A massive rally of pro-democracy protesters in Bangkok ended with dozens injured and many arrested on Saturday, March 20. Hundreds of armed police personnel were deployed to violently disperse the crowd at a rally held outside the royal palace. The demonstration was called by the youth-led REDEM (Restart Democracy) and saw more than 1,500 people participate.
The protest rally, which started off peacefully on Saturday, congregated at the Ratchadamnoen Avenue near the iconic open square, Sanam Luang, outside the royal palace. The protesters were met with a barricade set up by the police with empty cargo containers at the avenue, blocking access to the palace. As some protesters tried to push through the barricade in the evening, the police unleashed violence on the crowd.

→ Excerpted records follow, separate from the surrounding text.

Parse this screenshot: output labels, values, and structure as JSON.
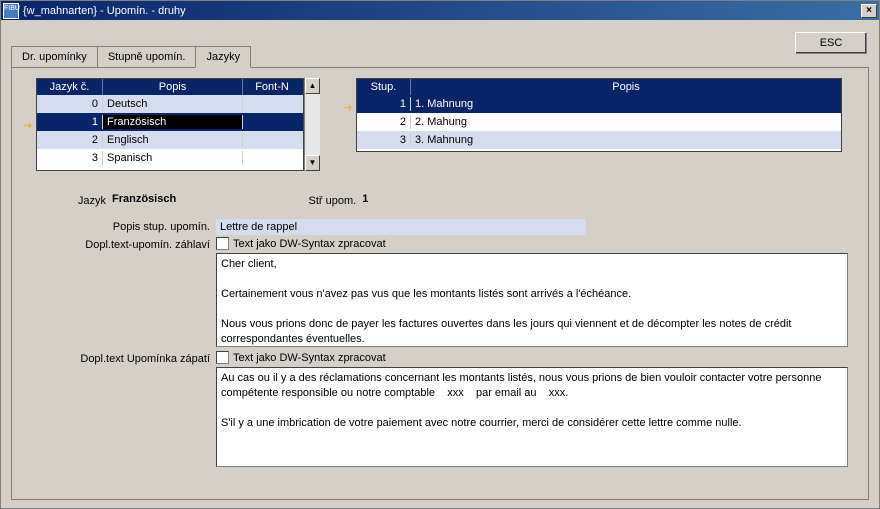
{
  "window": {
    "title": "{w_mahnarten} - Upomín. - druhy",
    "icon_label": "FIBU",
    "close": "×"
  },
  "buttons": {
    "esc": "ESC"
  },
  "tabs": [
    {
      "label": "Dr. upomínky",
      "active": false
    },
    {
      "label": "Stupně upomín.",
      "active": false
    },
    {
      "label": "Jazyky",
      "active": true
    }
  ],
  "lang_grid": {
    "headers": {
      "num": "Jazyk č.",
      "popis": "Popis",
      "font": "Font-N"
    },
    "rows": [
      {
        "num": "0",
        "popis": "Deutsch",
        "sel": false,
        "alt": true,
        "arrow": ""
      },
      {
        "num": "1",
        "popis": "Französisch",
        "sel": true,
        "alt": false,
        "arrow": "➔"
      },
      {
        "num": "2",
        "popis": "Englisch",
        "sel": false,
        "alt": true,
        "arrow": ""
      },
      {
        "num": "3",
        "popis": "Spanisch",
        "sel": false,
        "alt": false,
        "arrow": ""
      }
    ]
  },
  "stup_grid": {
    "headers": {
      "stup": "Stup.",
      "popis": "Popis"
    },
    "rows": [
      {
        "num": "1",
        "popis": "1. Mahnung",
        "sel": true,
        "alt": false,
        "arrow": "➔"
      },
      {
        "num": "2",
        "popis": "2. Mahung",
        "sel": false,
        "alt": false,
        "arrow": ""
      },
      {
        "num": "3",
        "popis": "3. Mahnung",
        "sel": false,
        "alt": true,
        "arrow": ""
      }
    ]
  },
  "form": {
    "jazyk_label": "Jazyk",
    "jazyk_value": "Französisch",
    "stupom_label": "Stř upom.",
    "stupom_value": "1",
    "popis_stup_label": "Popis stup. upomín.",
    "popis_stup_value": "Lettre de rappel",
    "dw_syntax_label": "Text jako DW-Syntax zpracovat",
    "zahlavi_label": "Dopl.text-upomín. záhlaví",
    "zahlavi_text": "Cher client,\n\nCertainement vous n'avez pas vus que les montants listés sont arrivés a l'échéance.\n\nNous vous prions donc de payer les factures ouvertes dans les jours qui viennent et de décompter les notes de crédit correspondantes éventuelles.",
    "zapati_label": "Dopl.text Upomínka zápatí",
    "zapati_text": "Au cas ou il y a des réclamations concernant les montants listés, nous vous prions de bien vouloir contacter votre personne compétente responsible ou notre comptable    xxx    par email au    xxx.\n\nS'il y a une imbrication de votre paiement avec notre courrier, merci de considérer cette lettre comme nulle."
  }
}
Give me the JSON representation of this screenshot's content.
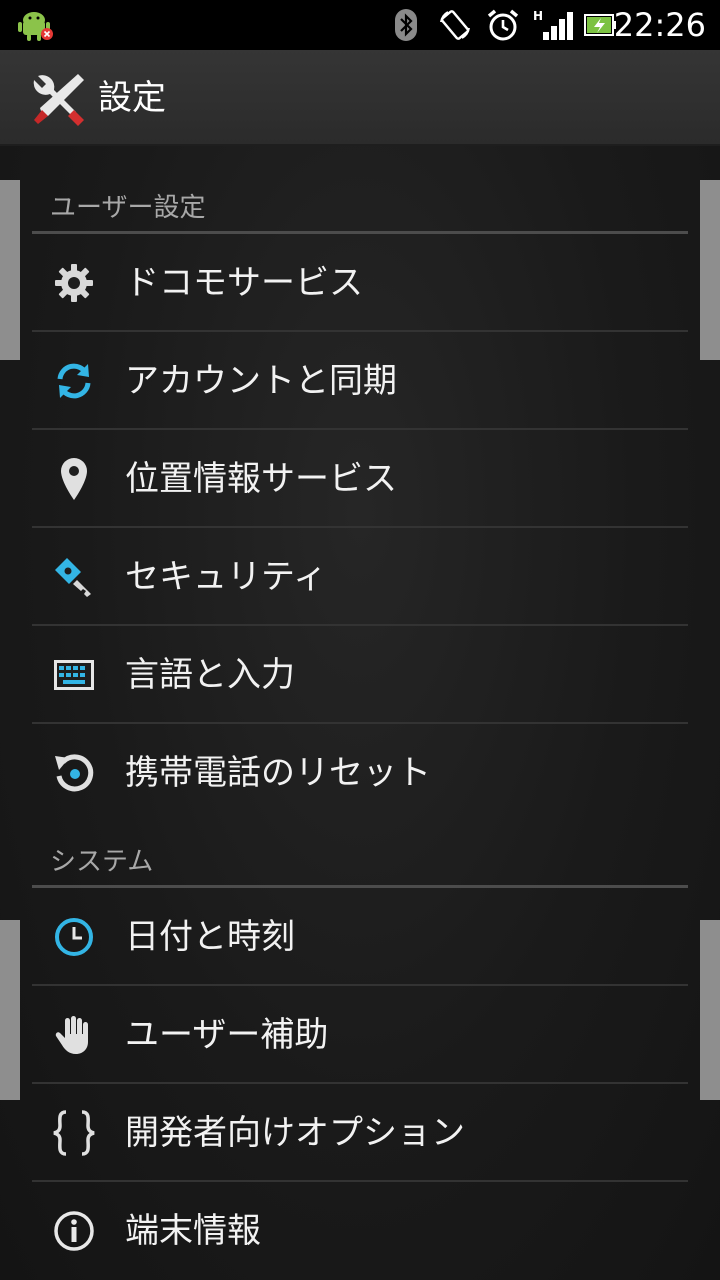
{
  "status_bar": {
    "time": "22:26",
    "icons": [
      "android-debug-icon",
      "bluetooth-icon",
      "auto-rotate-icon",
      "alarm-icon",
      "signal-h-icon",
      "battery-charging-icon"
    ],
    "network_type": "H"
  },
  "action_bar": {
    "title": "設定",
    "icon": "tools-icon"
  },
  "sections": [
    {
      "header": "ユーザー設定",
      "items": [
        {
          "label": "ドコモサービス",
          "icon": "gear-icon"
        },
        {
          "label": "アカウントと同期",
          "icon": "sync-icon"
        },
        {
          "label": "位置情報サービス",
          "icon": "location-pin-icon"
        },
        {
          "label": "セキュリティ",
          "icon": "key-icon"
        },
        {
          "label": "言語と入力",
          "icon": "keyboard-icon"
        },
        {
          "label": "携帯電話のリセット",
          "icon": "reset-icon"
        }
      ]
    },
    {
      "header": "システム",
      "items": [
        {
          "label": "日付と時刻",
          "icon": "clock-icon"
        },
        {
          "label": "ユーザー補助",
          "icon": "hand-icon"
        },
        {
          "label": "開発者向けオプション",
          "icon": "braces-icon"
        },
        {
          "label": "端末情報",
          "icon": "info-icon"
        }
      ]
    }
  ],
  "colors": {
    "accent": "#33b5e5",
    "background": "#1a1a1a",
    "divider": "#333333"
  }
}
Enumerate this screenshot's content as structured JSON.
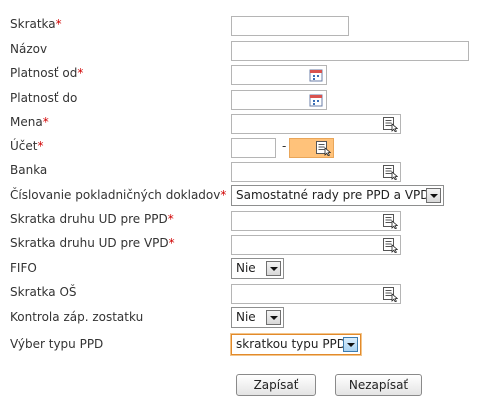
{
  "form": {
    "skratka": {
      "label": "Skratka",
      "required": "*",
      "value": ""
    },
    "nazov": {
      "label": "Názov",
      "value": ""
    },
    "platnost_od": {
      "label": "Platnosť od",
      "required": "*",
      "value": "",
      "icon": "calendar-icon"
    },
    "platnost_do": {
      "label": "Platnosť do",
      "value": "",
      "icon": "calendar-icon"
    },
    "mena": {
      "label": "Mena",
      "required": "*",
      "value": "",
      "icon": "lookup-list-icon"
    },
    "ucet": {
      "label": "Účet",
      "required": "*",
      "value_prefix": "",
      "separator": "-",
      "value_suffix": "",
      "icon": "lookup-list-icon"
    },
    "banka": {
      "label": "Banka",
      "value": "",
      "icon": "lookup-list-icon"
    },
    "cislovanie": {
      "label": "Číslovanie pokladničných dokladov",
      "required": "*",
      "selected": "Samostatné rady pre PPD a VPD"
    },
    "skratka_ppd": {
      "label": "Skratka druhu UD pre PPD",
      "required": "*",
      "value": "",
      "icon": "lookup-list-icon"
    },
    "skratka_vpd": {
      "label": "Skratka druhu UD pre VPD",
      "required": "*",
      "value": "",
      "icon": "lookup-list-icon"
    },
    "fifo": {
      "label": "FIFO",
      "selected": "Nie"
    },
    "skratka_os": {
      "label": "Skratka OŠ",
      "value": "",
      "icon": "lookup-list-icon"
    },
    "kontrola": {
      "label": "Kontrola záp. zostatku",
      "selected": "Nie"
    },
    "vyber_typu": {
      "label": "Výber typu PPD",
      "selected": "skratkou typu PPD"
    }
  },
  "buttons": {
    "save": "Zapísať",
    "cancel": "Nezapísať"
  },
  "colors": {
    "required": "#d00000",
    "highlight": "#ffc27a",
    "focus_border": "#e28a2b"
  }
}
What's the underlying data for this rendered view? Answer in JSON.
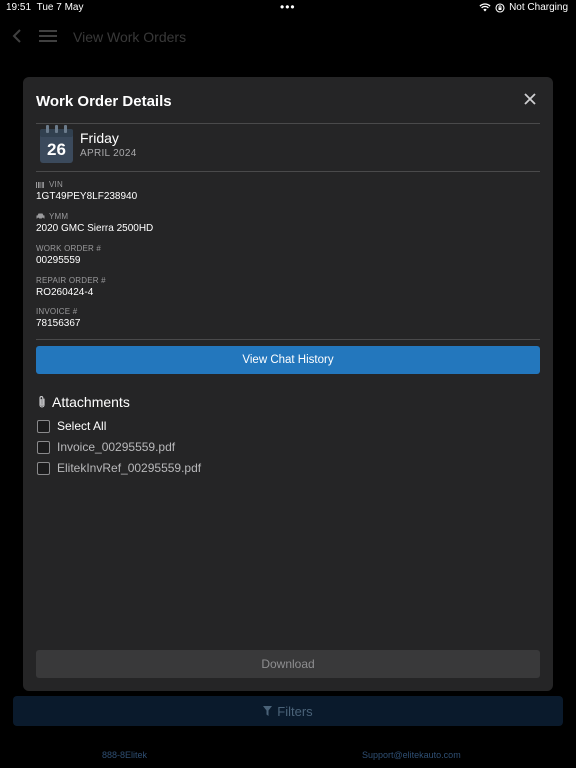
{
  "status_bar": {
    "time": "19:51",
    "date": "Tue 7 May",
    "dots": "•••",
    "battery_text": "Not Charging"
  },
  "background": {
    "title": "View Work Orders",
    "filters_label": "Filters",
    "footer_left": "888-8Elitek",
    "footer_right": "Support@elitekauto.com"
  },
  "modal": {
    "title": "Work Order Details",
    "date": {
      "day": "26",
      "weekday": "Friday",
      "month_year": "APRIL 2024"
    },
    "fields": [
      {
        "label": "VIN",
        "value": "1GT49PEY8LF238940",
        "icon": "barcode-icon"
      },
      {
        "label": "YMM",
        "value": "2020 GMC Sierra 2500HD",
        "icon": "car-icon"
      },
      {
        "label": "WORK ORDER #",
        "value": "00295559"
      },
      {
        "label": "REPAIR ORDER #",
        "value": "RO260424-4"
      },
      {
        "label": "INVOICE #",
        "value": "78156367"
      }
    ],
    "chat_button": "View Chat History",
    "attachments": {
      "title": "Attachments",
      "select_all": "Select All",
      "files": [
        "Invoice_00295559.pdf",
        "ElitekInvRef_00295559.pdf"
      ]
    },
    "download_button": "Download"
  },
  "colors": {
    "modal_bg": "#252526",
    "primary_button": "#2377bd",
    "disabled_button": "#39393a"
  }
}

The dispersal of the crowd, which was described as bloody by local media outlets, saw the police reportedly firing rubber bullets indiscriminately at the crowd, which also injured journalists and some police personnel as well. According to Prachatai, the nearest hospital to the site of protest, Erawan Medical Centre, reported 33 injuries, including at least one minor and three journalists associated with Prachatai, Khaosad, and Channel 8, along with 13 police personnel.
The indiscriminate firing of the rubber bullets was also accompanied with tear gas shelling and water canons. According to Thai Lawyers for Human Rights, 32 people were detained from the site of the protest, of which 16 were arrested and face charges. They were later released on bail by the Criminal Court in Bangkok on Monday, March 22.
The firing of rubber bullets is the second such incident of use of non-lethal force by the police since a similarly violent dispersal of protesters on February 28, when 16 were injured and 22 people, including two minors, were detained by the police.
REDEM, a protest coordination group launched by the Free Youth Movement, called for the demonstration as part of the ongoing upsurge against the military-supported government of prime minister Prayut Chan-o-cha, to demand constitutional limits on the powers and privileges enjoyed by the monarchy and also to release activists and protesters arrested and facing trial under lèse majesté laws that criminalize “insult to monarchy.”
Saturday’s protest comes just days after a constitutional amendment bill, proposing the creation of an elected body to effectively replace the 2017 constitution, failed to pass in a joint session of the parliament on March 17. While the lower house of the parliament is elected, the upper house (Senate) largely consists of members appointed by the military. Protesters have been demanding for the return of democracy as it existed before the 2014 coup overthrew the democratically-elected government in the middle of an election.